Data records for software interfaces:
━━━

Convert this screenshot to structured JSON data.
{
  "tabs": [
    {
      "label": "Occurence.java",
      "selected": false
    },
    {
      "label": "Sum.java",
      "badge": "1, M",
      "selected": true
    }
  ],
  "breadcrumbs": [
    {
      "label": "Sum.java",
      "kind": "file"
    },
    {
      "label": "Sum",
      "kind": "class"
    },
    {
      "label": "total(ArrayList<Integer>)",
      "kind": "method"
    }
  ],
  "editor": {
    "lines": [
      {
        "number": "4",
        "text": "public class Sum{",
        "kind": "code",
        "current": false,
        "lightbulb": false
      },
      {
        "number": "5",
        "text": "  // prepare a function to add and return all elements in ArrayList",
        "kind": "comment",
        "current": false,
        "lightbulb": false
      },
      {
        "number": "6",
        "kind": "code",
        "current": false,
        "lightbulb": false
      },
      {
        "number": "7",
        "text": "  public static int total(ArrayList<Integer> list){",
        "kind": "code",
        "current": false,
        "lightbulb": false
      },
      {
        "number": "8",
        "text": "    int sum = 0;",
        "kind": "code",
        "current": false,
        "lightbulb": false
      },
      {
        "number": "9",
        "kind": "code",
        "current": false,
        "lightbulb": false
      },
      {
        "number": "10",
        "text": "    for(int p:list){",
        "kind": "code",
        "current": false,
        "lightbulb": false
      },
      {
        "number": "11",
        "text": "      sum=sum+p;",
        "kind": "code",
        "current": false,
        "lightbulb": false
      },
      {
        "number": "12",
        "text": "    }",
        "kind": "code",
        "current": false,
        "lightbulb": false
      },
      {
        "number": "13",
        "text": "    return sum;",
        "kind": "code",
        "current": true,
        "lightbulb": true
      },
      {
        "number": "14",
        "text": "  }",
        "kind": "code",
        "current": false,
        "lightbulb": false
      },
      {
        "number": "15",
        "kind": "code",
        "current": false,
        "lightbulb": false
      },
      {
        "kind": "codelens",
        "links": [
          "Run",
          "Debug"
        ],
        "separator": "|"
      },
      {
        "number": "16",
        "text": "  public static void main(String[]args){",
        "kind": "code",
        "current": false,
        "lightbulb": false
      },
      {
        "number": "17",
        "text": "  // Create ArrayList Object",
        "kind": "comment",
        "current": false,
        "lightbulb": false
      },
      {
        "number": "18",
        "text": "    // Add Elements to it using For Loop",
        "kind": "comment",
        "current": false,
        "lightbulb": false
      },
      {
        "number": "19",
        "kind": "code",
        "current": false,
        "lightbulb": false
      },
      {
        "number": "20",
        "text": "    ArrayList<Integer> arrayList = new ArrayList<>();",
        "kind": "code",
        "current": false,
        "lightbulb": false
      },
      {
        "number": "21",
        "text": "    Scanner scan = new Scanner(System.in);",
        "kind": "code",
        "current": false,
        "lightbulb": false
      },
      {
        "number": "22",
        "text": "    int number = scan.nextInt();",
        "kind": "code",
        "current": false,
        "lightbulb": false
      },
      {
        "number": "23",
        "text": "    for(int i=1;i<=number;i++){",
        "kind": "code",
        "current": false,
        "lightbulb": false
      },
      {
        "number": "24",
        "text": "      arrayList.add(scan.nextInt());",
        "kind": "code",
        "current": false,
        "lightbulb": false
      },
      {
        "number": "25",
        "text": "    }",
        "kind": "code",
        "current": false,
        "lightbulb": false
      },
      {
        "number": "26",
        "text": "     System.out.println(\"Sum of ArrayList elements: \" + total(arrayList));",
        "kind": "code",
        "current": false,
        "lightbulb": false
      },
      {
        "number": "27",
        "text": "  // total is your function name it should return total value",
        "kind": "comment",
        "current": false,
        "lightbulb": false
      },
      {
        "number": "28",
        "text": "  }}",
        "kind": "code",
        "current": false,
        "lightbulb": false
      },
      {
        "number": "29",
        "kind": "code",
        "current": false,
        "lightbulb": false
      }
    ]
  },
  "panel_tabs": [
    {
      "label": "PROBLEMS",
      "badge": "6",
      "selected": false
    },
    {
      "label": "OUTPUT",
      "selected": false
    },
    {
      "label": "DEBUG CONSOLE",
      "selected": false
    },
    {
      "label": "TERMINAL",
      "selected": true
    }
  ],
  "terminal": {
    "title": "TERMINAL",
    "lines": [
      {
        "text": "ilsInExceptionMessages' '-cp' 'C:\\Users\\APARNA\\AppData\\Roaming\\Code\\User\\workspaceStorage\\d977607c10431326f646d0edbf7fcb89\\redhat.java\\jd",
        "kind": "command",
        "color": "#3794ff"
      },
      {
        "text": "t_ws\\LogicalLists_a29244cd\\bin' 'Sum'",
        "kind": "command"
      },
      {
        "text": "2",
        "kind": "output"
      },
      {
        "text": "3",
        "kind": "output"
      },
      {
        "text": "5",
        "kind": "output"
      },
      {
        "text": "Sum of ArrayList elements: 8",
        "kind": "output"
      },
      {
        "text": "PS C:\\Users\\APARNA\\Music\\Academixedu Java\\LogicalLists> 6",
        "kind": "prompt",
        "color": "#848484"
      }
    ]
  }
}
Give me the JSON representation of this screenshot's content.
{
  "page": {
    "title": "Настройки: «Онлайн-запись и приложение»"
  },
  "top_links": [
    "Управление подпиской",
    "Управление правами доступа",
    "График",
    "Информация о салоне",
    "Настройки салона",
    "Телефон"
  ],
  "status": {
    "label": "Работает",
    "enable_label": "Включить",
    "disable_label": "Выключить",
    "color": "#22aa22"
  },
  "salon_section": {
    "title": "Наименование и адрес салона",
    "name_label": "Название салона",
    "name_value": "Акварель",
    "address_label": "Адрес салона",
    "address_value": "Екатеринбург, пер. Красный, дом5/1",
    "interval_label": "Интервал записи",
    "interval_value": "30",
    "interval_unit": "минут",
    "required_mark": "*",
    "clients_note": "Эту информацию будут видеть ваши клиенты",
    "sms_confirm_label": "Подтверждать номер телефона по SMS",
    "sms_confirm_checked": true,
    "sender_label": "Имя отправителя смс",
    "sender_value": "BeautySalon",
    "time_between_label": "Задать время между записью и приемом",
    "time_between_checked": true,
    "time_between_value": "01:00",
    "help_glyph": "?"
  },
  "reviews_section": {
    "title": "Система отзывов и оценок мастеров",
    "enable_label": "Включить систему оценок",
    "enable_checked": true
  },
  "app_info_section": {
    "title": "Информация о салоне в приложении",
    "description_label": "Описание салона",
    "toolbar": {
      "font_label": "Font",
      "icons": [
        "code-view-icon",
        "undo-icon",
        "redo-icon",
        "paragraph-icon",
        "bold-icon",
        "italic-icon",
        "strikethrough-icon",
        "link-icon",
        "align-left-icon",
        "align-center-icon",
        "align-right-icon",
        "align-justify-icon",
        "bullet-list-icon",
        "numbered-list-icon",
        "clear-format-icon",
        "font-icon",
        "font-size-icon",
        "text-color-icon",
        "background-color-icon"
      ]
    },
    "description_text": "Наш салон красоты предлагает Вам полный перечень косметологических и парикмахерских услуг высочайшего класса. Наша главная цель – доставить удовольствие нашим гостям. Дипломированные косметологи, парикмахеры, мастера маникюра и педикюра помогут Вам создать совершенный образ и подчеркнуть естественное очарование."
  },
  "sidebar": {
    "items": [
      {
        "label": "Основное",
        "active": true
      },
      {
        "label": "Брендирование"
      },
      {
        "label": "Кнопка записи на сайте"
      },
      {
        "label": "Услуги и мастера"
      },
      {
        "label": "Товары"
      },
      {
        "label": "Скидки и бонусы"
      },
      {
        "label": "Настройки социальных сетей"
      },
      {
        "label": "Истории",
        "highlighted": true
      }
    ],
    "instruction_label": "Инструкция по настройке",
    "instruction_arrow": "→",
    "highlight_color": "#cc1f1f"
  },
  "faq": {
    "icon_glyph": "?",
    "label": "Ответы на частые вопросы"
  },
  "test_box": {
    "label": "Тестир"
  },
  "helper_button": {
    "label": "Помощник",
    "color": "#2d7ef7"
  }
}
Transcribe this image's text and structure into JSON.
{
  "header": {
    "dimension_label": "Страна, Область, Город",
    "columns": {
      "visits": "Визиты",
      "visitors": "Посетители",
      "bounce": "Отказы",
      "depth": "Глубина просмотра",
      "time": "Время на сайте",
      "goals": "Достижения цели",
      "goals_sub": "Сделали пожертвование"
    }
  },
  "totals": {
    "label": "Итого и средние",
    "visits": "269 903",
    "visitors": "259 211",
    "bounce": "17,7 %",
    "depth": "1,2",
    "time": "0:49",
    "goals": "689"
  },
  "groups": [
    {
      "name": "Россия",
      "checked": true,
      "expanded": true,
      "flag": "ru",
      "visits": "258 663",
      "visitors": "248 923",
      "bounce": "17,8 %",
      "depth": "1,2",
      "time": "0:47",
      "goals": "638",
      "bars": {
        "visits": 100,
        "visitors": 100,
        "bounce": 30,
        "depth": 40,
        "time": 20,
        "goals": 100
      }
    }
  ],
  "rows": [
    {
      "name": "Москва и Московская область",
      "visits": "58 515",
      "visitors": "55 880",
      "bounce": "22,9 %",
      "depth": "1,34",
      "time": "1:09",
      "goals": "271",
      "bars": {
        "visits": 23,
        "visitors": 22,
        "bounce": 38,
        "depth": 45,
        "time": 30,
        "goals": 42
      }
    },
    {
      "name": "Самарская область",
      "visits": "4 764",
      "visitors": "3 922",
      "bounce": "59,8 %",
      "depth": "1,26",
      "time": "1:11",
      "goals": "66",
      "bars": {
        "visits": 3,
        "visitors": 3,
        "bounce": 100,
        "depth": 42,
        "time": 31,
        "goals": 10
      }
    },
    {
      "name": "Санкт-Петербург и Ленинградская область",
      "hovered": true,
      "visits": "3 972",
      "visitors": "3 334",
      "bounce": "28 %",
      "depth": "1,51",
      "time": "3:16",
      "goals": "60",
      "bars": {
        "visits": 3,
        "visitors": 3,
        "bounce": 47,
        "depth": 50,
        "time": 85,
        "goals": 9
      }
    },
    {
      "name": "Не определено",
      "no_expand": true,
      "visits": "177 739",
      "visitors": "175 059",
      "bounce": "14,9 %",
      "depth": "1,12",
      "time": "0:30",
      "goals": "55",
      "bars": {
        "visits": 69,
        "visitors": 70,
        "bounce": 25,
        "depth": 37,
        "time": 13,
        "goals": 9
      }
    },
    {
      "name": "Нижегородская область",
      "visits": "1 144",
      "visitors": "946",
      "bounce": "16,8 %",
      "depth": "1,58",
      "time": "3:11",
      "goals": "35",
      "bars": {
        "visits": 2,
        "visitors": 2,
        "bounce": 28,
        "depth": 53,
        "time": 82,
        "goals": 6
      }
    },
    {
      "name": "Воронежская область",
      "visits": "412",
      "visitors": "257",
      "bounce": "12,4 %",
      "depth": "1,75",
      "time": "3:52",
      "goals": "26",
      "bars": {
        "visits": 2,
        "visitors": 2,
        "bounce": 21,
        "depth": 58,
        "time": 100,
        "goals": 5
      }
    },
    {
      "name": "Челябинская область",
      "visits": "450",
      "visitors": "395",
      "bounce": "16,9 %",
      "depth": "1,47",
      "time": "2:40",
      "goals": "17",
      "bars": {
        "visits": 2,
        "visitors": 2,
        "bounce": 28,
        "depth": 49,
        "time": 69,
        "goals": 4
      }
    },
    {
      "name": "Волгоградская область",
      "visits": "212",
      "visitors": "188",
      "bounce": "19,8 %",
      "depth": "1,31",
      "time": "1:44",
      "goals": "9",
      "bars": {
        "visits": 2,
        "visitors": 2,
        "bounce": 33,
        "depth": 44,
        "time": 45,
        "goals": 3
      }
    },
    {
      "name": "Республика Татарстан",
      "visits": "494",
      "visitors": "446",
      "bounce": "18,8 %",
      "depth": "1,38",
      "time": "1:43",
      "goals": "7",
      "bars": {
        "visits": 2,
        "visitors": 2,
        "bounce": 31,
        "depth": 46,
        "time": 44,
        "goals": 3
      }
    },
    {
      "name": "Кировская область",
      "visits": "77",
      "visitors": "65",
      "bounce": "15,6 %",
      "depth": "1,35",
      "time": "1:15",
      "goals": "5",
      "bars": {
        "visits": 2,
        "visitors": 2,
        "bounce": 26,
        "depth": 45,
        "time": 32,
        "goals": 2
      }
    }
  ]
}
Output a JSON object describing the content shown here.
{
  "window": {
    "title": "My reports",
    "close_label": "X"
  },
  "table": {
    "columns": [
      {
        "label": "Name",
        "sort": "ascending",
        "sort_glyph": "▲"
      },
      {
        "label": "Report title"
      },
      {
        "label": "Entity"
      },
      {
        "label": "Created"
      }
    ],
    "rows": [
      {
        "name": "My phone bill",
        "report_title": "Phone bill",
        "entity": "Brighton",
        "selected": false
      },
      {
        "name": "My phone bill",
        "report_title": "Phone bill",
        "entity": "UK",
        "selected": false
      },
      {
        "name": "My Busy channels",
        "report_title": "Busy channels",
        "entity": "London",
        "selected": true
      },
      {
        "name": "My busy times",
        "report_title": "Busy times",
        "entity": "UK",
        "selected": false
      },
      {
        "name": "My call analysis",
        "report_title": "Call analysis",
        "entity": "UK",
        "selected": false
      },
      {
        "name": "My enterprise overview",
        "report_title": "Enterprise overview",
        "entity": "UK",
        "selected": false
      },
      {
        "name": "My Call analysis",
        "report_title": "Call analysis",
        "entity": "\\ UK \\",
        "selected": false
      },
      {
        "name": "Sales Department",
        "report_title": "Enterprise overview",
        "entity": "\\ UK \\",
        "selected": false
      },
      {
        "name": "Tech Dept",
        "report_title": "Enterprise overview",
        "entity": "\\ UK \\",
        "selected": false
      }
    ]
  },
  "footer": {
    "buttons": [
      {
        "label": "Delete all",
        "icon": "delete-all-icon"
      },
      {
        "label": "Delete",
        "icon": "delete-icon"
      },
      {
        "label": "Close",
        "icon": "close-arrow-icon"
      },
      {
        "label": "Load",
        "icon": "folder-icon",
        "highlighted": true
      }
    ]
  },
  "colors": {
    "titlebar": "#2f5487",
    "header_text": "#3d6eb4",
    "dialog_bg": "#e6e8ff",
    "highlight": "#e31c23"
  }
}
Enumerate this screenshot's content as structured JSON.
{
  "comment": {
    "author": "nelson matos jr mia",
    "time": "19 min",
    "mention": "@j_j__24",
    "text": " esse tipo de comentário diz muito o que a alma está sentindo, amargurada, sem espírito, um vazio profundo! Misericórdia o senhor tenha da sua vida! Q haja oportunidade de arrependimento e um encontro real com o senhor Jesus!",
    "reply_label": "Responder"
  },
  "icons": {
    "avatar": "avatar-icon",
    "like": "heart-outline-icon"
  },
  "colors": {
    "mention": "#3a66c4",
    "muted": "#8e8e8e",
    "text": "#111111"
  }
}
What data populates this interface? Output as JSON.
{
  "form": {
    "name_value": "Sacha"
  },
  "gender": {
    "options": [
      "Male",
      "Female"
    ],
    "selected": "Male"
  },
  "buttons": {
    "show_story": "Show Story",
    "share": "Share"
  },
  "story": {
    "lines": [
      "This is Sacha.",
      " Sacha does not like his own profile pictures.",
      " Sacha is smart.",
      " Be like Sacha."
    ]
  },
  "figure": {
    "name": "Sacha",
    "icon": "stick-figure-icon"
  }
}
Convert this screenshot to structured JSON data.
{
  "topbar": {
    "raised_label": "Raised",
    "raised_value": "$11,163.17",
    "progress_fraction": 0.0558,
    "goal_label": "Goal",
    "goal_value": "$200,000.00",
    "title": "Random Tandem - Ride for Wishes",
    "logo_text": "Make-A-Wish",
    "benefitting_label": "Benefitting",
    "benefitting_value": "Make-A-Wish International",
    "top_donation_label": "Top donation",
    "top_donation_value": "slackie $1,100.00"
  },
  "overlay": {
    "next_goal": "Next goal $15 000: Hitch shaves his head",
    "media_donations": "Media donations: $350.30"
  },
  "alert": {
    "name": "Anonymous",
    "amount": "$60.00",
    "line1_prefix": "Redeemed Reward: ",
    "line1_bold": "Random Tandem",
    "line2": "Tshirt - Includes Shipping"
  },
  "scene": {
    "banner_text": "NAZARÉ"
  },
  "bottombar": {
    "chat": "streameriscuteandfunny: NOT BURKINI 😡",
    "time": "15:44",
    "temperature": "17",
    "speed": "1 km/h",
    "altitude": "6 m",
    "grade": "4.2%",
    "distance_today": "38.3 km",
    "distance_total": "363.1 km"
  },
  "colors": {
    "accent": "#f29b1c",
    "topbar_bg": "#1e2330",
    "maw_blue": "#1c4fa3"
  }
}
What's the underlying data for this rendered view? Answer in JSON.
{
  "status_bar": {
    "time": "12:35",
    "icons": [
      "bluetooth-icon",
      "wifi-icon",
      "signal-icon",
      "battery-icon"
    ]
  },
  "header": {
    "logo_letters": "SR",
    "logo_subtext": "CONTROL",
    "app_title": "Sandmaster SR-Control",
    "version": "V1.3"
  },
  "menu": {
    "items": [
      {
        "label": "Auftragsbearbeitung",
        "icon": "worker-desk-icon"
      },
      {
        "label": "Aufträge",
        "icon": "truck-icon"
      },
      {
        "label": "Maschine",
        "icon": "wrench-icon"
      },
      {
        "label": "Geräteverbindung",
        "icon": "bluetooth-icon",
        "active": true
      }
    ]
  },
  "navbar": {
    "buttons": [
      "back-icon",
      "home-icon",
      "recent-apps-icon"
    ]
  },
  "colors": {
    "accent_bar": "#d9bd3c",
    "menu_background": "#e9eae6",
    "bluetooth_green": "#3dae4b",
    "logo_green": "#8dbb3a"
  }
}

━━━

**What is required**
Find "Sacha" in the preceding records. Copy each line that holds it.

**Solution for this problem**
    "name_value": "Sacha"
      "This is Sacha.",
      " Sacha does not like his own profile pictures.",
      " Sacha is smart.",
      " Be like Sacha."
    "name": "Sacha",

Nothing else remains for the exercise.